Whatever happened between Lear and Bennewitz still remains unclear. However, the ultimate takeaway from the entire affair is that most of Lear’s views on the UFO subject had been borrowed from Bennewitz, whose own conspiratorial offerings were significantly influenced by disinformation efforts that were later revealed to have been targeting him at the time (see Greg Bishop’s Project Beta for the most authoritative account of the Bennewitz story, as well as Mark Pilkington’s Mirage Men, which also looks at UFO disinformation and the Bennewitz case). In light of such revelations, Lear’s “Dark Side” claims regarding cooperation between the U.S. government and hostile EBEs are well deserving of the skepticism they have received.

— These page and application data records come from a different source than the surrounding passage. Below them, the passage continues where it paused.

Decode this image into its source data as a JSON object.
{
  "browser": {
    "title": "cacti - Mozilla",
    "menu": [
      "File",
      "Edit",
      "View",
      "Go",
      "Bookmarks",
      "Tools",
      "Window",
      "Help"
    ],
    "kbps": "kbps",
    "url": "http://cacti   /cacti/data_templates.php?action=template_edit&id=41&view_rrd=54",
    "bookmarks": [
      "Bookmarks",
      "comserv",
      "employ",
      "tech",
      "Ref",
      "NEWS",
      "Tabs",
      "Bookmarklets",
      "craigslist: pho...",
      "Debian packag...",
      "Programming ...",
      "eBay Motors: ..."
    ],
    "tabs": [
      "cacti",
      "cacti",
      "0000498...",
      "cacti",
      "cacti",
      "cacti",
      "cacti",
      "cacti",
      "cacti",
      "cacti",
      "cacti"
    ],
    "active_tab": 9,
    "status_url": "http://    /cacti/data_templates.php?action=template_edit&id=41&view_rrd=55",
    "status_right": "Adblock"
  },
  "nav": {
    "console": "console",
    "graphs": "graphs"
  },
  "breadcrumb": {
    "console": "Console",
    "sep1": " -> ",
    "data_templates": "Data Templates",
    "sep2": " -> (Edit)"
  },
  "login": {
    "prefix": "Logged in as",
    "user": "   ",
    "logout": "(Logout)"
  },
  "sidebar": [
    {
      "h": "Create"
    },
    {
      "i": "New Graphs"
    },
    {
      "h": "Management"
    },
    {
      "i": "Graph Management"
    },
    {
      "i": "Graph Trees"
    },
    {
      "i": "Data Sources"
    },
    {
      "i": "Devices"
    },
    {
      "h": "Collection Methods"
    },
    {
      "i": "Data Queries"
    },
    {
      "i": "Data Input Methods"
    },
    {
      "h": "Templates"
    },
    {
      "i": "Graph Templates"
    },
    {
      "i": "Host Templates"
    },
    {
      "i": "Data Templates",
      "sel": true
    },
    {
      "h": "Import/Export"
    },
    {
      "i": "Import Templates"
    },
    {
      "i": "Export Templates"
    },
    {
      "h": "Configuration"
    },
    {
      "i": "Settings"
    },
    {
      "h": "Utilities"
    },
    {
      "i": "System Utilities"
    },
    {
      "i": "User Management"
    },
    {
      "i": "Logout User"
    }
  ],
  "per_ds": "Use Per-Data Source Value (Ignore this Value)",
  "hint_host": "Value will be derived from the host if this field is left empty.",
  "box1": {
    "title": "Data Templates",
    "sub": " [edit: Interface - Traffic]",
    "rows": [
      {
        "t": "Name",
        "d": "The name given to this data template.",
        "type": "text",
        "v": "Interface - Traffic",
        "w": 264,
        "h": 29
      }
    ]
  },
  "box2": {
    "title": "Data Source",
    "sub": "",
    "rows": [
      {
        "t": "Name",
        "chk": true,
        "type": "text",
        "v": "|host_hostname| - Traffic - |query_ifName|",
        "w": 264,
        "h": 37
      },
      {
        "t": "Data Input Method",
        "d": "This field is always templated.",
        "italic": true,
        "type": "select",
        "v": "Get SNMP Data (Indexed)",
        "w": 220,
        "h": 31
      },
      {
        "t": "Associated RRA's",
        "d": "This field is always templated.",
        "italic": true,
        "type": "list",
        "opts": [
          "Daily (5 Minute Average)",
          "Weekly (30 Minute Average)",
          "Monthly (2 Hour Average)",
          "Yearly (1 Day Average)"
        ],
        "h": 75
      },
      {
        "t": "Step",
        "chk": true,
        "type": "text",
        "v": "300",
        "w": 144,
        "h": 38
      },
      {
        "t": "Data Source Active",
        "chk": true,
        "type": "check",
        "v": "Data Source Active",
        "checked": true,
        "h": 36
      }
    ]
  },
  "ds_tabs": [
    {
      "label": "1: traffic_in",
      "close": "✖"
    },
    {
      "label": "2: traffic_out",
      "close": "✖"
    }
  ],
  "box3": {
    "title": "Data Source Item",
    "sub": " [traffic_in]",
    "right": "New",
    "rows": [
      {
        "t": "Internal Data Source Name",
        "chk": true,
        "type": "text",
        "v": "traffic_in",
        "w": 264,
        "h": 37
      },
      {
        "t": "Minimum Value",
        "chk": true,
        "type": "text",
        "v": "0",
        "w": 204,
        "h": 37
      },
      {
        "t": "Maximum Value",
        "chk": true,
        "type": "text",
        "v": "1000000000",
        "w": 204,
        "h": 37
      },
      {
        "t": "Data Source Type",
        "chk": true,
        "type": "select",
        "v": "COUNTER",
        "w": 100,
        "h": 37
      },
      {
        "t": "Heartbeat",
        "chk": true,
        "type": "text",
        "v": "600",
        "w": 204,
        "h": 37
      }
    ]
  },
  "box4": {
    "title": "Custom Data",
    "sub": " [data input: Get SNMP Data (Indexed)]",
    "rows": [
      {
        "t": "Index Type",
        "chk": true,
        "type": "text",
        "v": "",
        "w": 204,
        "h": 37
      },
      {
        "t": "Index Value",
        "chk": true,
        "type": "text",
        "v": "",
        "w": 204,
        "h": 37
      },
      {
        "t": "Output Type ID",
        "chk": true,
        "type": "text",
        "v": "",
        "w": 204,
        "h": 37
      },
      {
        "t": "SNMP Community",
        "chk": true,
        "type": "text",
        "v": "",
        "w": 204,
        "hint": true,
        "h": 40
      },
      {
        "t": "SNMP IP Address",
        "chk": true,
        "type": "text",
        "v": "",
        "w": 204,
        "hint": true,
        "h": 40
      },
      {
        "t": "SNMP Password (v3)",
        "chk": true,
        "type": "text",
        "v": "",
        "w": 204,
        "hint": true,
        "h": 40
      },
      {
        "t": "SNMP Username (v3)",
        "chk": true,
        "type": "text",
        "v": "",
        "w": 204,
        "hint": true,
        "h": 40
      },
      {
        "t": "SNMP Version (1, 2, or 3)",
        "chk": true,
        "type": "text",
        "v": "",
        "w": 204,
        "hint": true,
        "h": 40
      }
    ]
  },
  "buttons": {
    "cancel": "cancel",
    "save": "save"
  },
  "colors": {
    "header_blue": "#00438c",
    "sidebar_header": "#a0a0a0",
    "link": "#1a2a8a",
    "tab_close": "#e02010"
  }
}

While Lear’s views remained controversial—and questionable—throughout his life, few can argue that his firebrand persona didn’t drive much of the ufological dialogue during the 1980s and 1990s. It is a legacy that is both troubling, and fascinating in many ways, given that Lear’s views on the subject helped to steer a conspiratorial narrative about UFOs and the U.S. government’s involvement which, even after many decades, remains highly influential in some UFO circles. As problematic as that is, it is a reality that must be recognized in order to make sense of the seemingly never-ending hall of mirrors that comprises much of modern ufology.